June 28, 1992 - June 28, 2025

  • Date:19ThursdayMay 2022

    Physics Hybrid Colloquium

    More information
    11:15 - 12:30
    X-ray polarimetry for detection of vacuum birefringence & The Helium hydride ion in strong laser fields
    Edna and K.B. Weissman Building of Physical Sciences
    Prof. Dr. Gerhard G. Paulus
    Institute of Optics and Quantum Electronics, Helmholtz Institute Jena
    Faculty of Physics
    DetailsShow full text description of 11:00 - Coffee, tea and more... ...»
    11:00 - Coffee, tea and more...
    AbstractShow full text abstract about X-ray precision polarimetry and the detection of vacuum bire...»
    X-ray precision polarimetry and the detection of vacuum birefringence
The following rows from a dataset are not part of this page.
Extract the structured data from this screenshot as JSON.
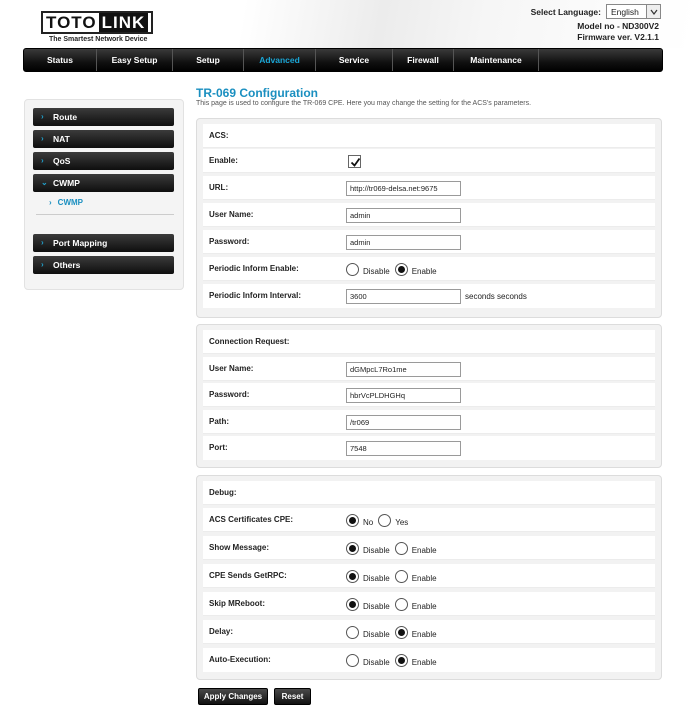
{
  "header": {
    "logo_left": "TOTO",
    "logo_right": "LINK",
    "tagline": "The Smartest Network Device",
    "language_label": "Select Language:",
    "language_value": "English",
    "model": "Model no - ND300V2",
    "firmware": "Firmware ver. V2.1.1"
  },
  "nav": {
    "items": [
      {
        "label": "Status"
      },
      {
        "label": "Easy Setup"
      },
      {
        "label": "Setup"
      },
      {
        "label": "Advanced"
      },
      {
        "label": "Service"
      },
      {
        "label": "Firewall"
      },
      {
        "label": "Maintenance"
      }
    ],
    "active": "Advanced"
  },
  "sidebar": {
    "items": [
      {
        "label": "Route"
      },
      {
        "label": "NAT"
      },
      {
        "label": "QoS"
      },
      {
        "label": "CWMP"
      },
      {
        "label": "Port Mapping"
      },
      {
        "label": "Others"
      }
    ],
    "sub_item": "CWMP"
  },
  "page": {
    "title": "TR-069 Configuration",
    "description": "This page is used to configure the TR-069 CPE. Here you may change the setting for the ACS's parameters."
  },
  "acs": {
    "heading": "ACS:",
    "enable_label": "Enable:",
    "enable_checked": true,
    "url_label": "URL:",
    "url_value": "http://tr069-delsa.net:9675",
    "username_label": "User Name:",
    "username_value": "admin",
    "password_label": "Password:",
    "password_value": "admin",
    "periodic_enable_label": "Periodic Inform Enable:",
    "periodic_disable": "Disable",
    "periodic_enable": "Enable",
    "periodic_selected": "Enable",
    "interval_label": "Periodic Inform Interval:",
    "interval_value": "3600",
    "interval_unit": "seconds seconds"
  },
  "connection": {
    "heading": "Connection Request:",
    "username_label": "User Name:",
    "username_value": "dGMpcL7Ro1me",
    "password_label": "Password:",
    "password_value": "hbrVcPLDHGHq",
    "path_label": "Path:",
    "path_value": "/tr069",
    "port_label": "Port:",
    "port_value": "7548"
  },
  "debug": {
    "heading": "Debug:",
    "rows": [
      {
        "label": "ACS Certificates CPE:",
        "opt1": "No",
        "opt2": "Yes",
        "selected": 1
      },
      {
        "label": "Show Message:",
        "opt1": "Disable",
        "opt2": "Enable",
        "selected": 1
      },
      {
        "label": "CPE Sends GetRPC:",
        "opt1": "Disable",
        "opt2": "Enable",
        "selected": 1
      },
      {
        "label": "Skip MReboot:",
        "opt1": "Disable",
        "opt2": "Enable",
        "selected": 1
      },
      {
        "label": "Delay:",
        "opt1": "Disable",
        "opt2": "Enable",
        "selected": 2
      },
      {
        "label": "Auto-Execution:",
        "opt1": "Disable",
        "opt2": "Enable",
        "selected": 2
      }
    ]
  },
  "buttons": {
    "apply": "Apply Changes",
    "reset": "Reset"
  }
}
    Vacuum isn’t just empty space. Rather there is a continuous creation and annihilation of virtual pairs. A strong electric field can align them to a certain degree such that vacuum becomes birefringent – according to quantum electrodynamics. The effect has been predicted almost 90 years ago, but never been directly verified to date.

    We have been developing X-ray polarimetry over the past 12 years in order to detect vacuum birefringence. The current status is an extinction ratio of 11 orders of magnitude using channel-cut crystals. This is a figure not nearly matched by any other polarimeter in any spectral region. Besides the physics of X-ray polarimetry, I will also discuss the remaining issues for the detection of vacuum birefringence.

    The Helium hydride ion in strong laser fields

    The Helium hydride ion is considered to be the first molecule that has formed after the big bang, a fact already pointing to the fundamental importance of this ion. Nevertheless, its behavior in intense, ultrashort laser fields has not been addressed until recently. This is in strong contrast to another fundamentally important molecule, the hydrogen molecular ion, on which many thousands of papers have been published.

    I will discuss a series of experiments using different isotopologues of the Helium hydride ion at different wavelengths. The dissociation and ionization dynamics turns out to be vastly different from the hydrogen molecular ion. Moreover, it changes dramatically when moving from the near- to the mid-infrared spectral region. Although Helium hydride and the hydrogen molecule are isoelectronic, they can be seen as opposing extremes.